Quite recently, and accidentally, I came across this six year old video about a photographers wild encounter with a family of mountain gorilla. It’s already been viewed almost 12 million times so it’s not like I am the first person to find it. That being said, it immediately charmed even my dark soul and made me wonder who the folks in the video are.
Which lead me to The Common Flat Project, the blog of John and Pam King. So who are these wildlife humanitarians? According to their site:
“In recent years John and Pam King have been pursuing a lifelong passion to experience and record the earth’s wild places and wild things through their photography. They co-founded The Common Flat Project in 2011 to foster a message of conservation and raise awareness about the importance of biodiversity on our planet especially on Cape Cod.”
The Common Flat, I have found out, is a tidal area off the elbow of Cape Cod and is part of the Monomoy National Wildlife Refuge. That appears to be where John and Pam King spend the majority of their time and life. Their online gallery of the area is lovely and has landscapes, flora and fauna from all four seasons. They’ve also brought their photographic eye to all corners of the world and have captured images, as far as I can tell, on just about every continent.
Which is how, sometime in 2011, they ended up in Bwindi Impenetrable National Park in southwest Uganda. The National Park, from John and Pam’s blog - is remote and very difficult to get to and at the time of the blog post was home to some 350 mountain gorilla. Several years later, that number has remained about the same, which means it houses roughly, half the known mountain gorilla population. The rest of the several hundred known surviving mountain gorilla population is in the nearby Virunga Mountains, a volcano region on the border of Uganda.
Anyway, as the Kings point out in their blog, “... young gorillas are curious about humans and may approach, this is very rare. Adult gorilla to human interactions are virtually unheard of among the local rangers.”
Well, the Kings had a three day permit within the Park and imagine their utter shock when, on day three they find the one of the gorilla families had tracked them down just to - well, hang out with them for a while! You can read the Kings' full account of their experience here.
As far as I can tell the Common Flat Project is still going strong and John and Pam are still neck deep in nature photography and wildlife conservation and I’m thankful to both of them for sharing their photos with the world.

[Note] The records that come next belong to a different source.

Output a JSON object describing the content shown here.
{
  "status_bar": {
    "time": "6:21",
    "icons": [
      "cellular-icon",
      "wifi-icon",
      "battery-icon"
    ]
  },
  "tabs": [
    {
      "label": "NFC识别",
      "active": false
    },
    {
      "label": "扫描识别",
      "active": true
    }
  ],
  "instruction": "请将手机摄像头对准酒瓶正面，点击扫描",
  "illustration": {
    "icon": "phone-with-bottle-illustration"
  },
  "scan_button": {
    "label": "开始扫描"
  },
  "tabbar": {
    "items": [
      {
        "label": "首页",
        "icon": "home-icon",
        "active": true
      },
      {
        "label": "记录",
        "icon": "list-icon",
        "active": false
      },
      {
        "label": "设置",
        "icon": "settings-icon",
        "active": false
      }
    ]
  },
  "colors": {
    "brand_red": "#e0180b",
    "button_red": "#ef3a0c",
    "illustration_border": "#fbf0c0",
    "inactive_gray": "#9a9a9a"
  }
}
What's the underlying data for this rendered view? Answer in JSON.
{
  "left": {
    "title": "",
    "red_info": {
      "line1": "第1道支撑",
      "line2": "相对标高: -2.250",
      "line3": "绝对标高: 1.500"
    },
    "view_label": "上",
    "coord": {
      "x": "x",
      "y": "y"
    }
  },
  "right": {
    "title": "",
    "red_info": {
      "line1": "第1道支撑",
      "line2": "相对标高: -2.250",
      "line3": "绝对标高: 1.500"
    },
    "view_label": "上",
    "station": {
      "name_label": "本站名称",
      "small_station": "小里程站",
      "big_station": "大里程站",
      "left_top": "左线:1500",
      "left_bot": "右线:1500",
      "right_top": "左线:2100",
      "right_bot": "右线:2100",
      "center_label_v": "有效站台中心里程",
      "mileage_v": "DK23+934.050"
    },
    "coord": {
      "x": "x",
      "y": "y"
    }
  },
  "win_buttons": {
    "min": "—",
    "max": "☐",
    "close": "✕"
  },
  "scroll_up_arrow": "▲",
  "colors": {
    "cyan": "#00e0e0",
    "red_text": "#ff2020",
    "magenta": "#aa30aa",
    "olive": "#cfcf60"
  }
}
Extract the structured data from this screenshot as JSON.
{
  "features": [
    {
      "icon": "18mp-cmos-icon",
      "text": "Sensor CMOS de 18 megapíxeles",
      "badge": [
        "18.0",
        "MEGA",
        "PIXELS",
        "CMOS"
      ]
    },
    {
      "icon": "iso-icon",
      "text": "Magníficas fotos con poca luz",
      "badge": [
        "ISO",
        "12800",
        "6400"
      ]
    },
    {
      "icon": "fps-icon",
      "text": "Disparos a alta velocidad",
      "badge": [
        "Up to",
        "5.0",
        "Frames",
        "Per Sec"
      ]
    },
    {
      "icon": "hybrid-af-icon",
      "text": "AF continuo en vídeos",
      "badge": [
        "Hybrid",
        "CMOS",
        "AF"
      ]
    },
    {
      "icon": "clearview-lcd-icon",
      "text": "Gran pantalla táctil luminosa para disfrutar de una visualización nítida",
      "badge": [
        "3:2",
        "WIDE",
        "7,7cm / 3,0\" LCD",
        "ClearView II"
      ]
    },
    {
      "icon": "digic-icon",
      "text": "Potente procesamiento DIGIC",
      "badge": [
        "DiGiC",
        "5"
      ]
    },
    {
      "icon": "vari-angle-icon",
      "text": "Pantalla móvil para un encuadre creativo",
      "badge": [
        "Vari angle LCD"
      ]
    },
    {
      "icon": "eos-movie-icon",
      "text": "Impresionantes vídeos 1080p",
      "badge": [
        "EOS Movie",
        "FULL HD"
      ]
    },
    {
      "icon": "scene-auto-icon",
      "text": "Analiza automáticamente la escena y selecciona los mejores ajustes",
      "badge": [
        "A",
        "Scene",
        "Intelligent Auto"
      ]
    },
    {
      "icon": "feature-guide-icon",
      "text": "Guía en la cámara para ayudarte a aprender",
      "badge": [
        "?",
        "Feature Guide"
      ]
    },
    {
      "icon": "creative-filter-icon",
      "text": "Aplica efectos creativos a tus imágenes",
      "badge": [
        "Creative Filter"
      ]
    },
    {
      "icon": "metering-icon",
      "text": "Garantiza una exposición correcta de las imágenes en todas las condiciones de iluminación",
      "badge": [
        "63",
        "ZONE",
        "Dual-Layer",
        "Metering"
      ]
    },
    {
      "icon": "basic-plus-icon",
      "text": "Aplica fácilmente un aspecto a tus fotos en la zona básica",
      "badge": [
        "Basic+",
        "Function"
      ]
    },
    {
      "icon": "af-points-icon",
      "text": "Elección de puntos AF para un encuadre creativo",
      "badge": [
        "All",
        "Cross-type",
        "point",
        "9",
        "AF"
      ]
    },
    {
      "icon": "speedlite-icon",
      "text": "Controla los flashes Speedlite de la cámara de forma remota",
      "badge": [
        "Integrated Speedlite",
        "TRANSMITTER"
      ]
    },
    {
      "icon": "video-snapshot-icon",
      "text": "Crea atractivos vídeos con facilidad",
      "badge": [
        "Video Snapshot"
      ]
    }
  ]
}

John and Pam King’s hardcover book, Wild Cape Cod: Free by Nature (2012) can be purchased here.